The tell-all celebrity memoir falls victim to a strange paradox. Generally speaking, readers are drawn to such books by the promise of lascivious and decadent stories of life at the top: sex, drugs, rock ’n’ roll, and that whole outlandish Hollywood Babylon trip. The problem is that the more legendarily lewd and unruly the given […]
No Nudes, Please—We’re Canadian
May 1st, 2017, 12:52 PM
Wilderness has had a deep and abiding effect on this country’s ideas of northernness, the land, and national and cultural identity. For much of the 20th century, this connection was exemplified in the work of the Group of Seven, who helped cement the relationship between landscape and national identity, as they aimed to provide Canadians […]
Speaking of Dying
May 1st, 2017, 12:52 PM
Julia Cooper takes on the eulogy in literature, popular culture and social media in The Last Word: Reviving the Dying Art of Eulogy and, not surprisingly, finds it wanting as an outlet to assuage grief. She argues that “in a culture that sees death every day and yet hides the traces of grief that follow, […]
Why Trudeau Abandoned Electoral Reform
May 1st, 2017, 12:52 PM
It was incontestably part of the Liberal platform in 2015. Liberal leader Justin Trudeau solemnly pledged to change the electoral system so that the next election, presumably in 2019, would be decided by a new way to count votes. The Special Committee on Electoral Reform was created in the spring of 2016, and it delivered […]
“I Love Arguing!”
May 1st, 2017, 12:52 PM
“Guardian angel” are the words that come to mind when I think about my friend and mentor Tony Westell, although he would be the first to scoff at the religious nuance of the phrase. (Tony was a serious atheist.) I did not know Tony in the early stages of his rich and eventful life: a […]
Who, Us?
May 1st, 2017, 12:52 PM
Spite is a beautiful thing. Channelled correctly, it is the ultimate motivator—less blinding than revenge, more enduring than anger, as fulfilling as happiness without any of the delirium. The men and women in Legacy: How French Canadians Shaped North America are a testament to the power and necessity of this maligned sentiment. The book, edited […]
Haunted by Weird Willie
May 1st, 2017, 12:52 PM
“A strange man, a strange age, a strange country. There is more to Mac­kenzie King, and to Canada, than meets the eye.” In the mid 1970s, the writer of those words, political scientist Reg Whitaker, sat down in the reading room of the Public Archives in Ottawa to study the newly released volumes of the King […]
The Animals Next Door
May 1st, 2017, 12:52 PM

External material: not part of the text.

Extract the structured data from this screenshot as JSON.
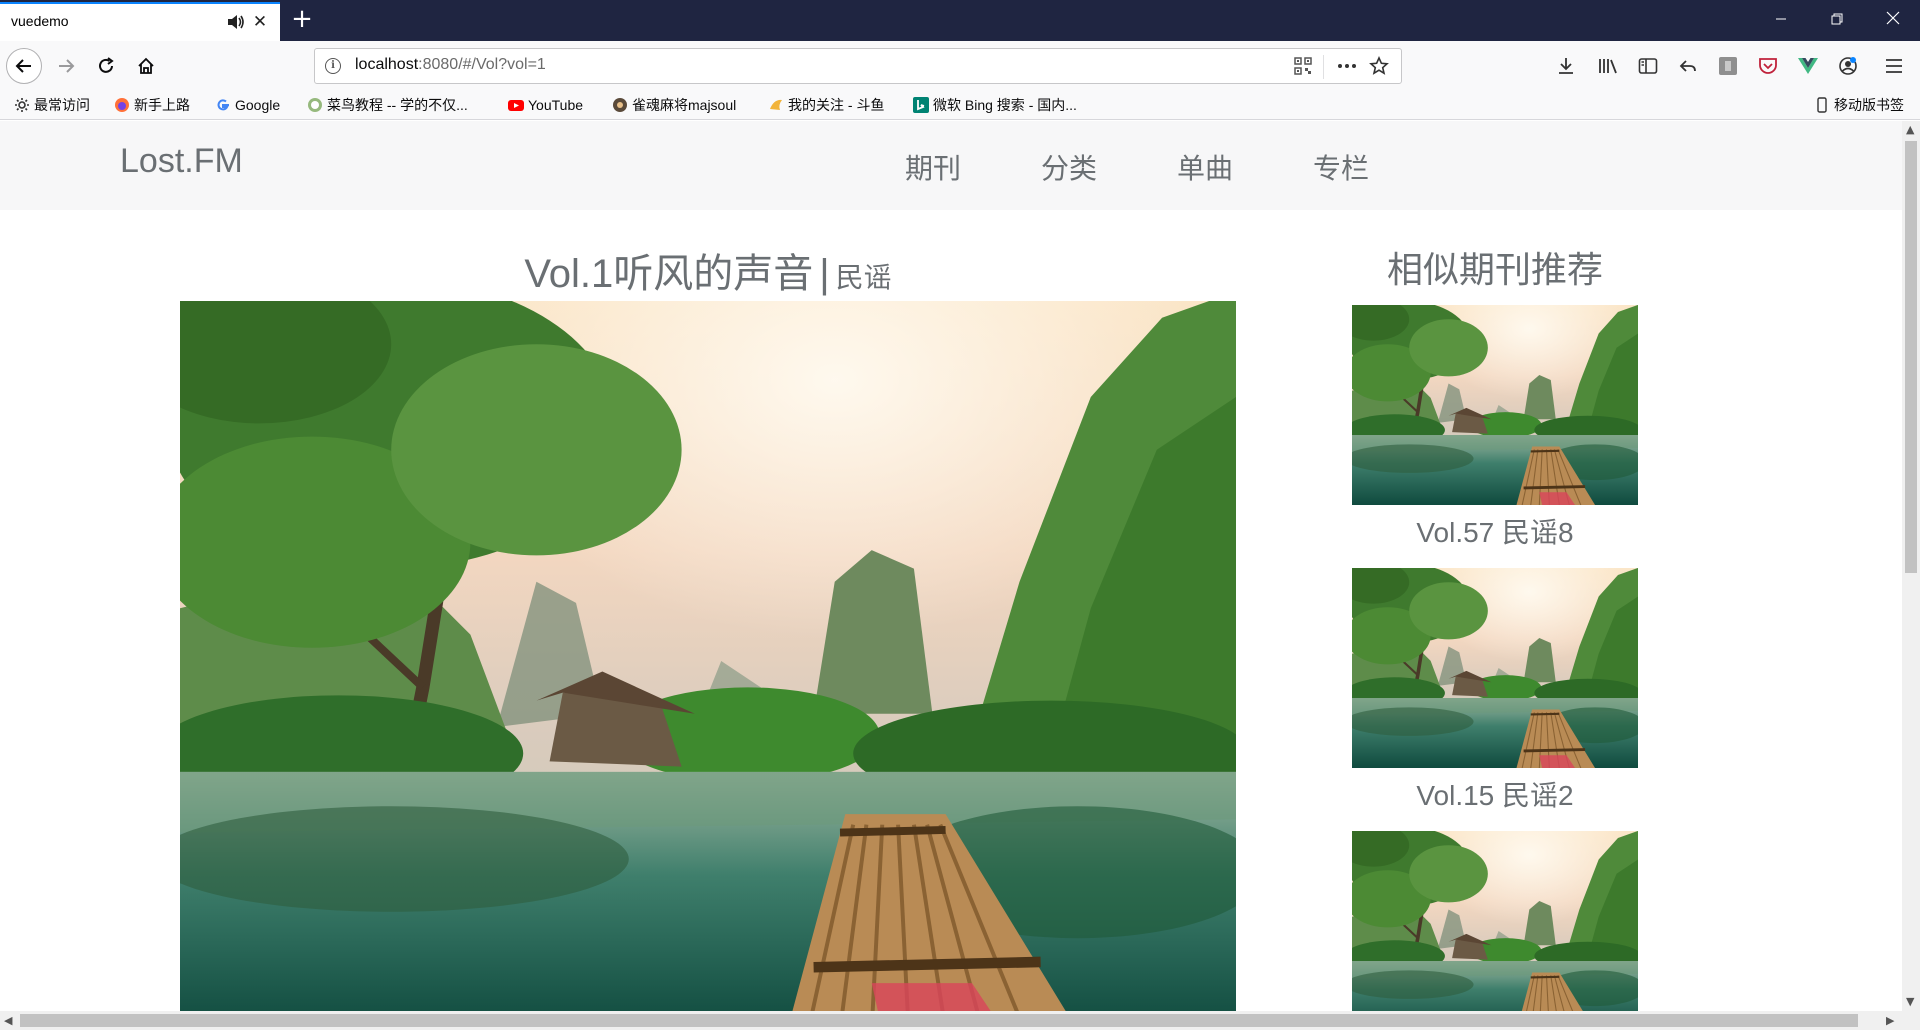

A dramatic rescue took place recently in one of the most dangerous places on earth, the Iraqi city of Mosul. Hundreds of thousands of Mosul’s residents had fled the war zone, where Iraqi forces have battled ISIS. Among those left behind were two residents of the abandoned Muntazah al-Nour zoo. With no warden to feed or […]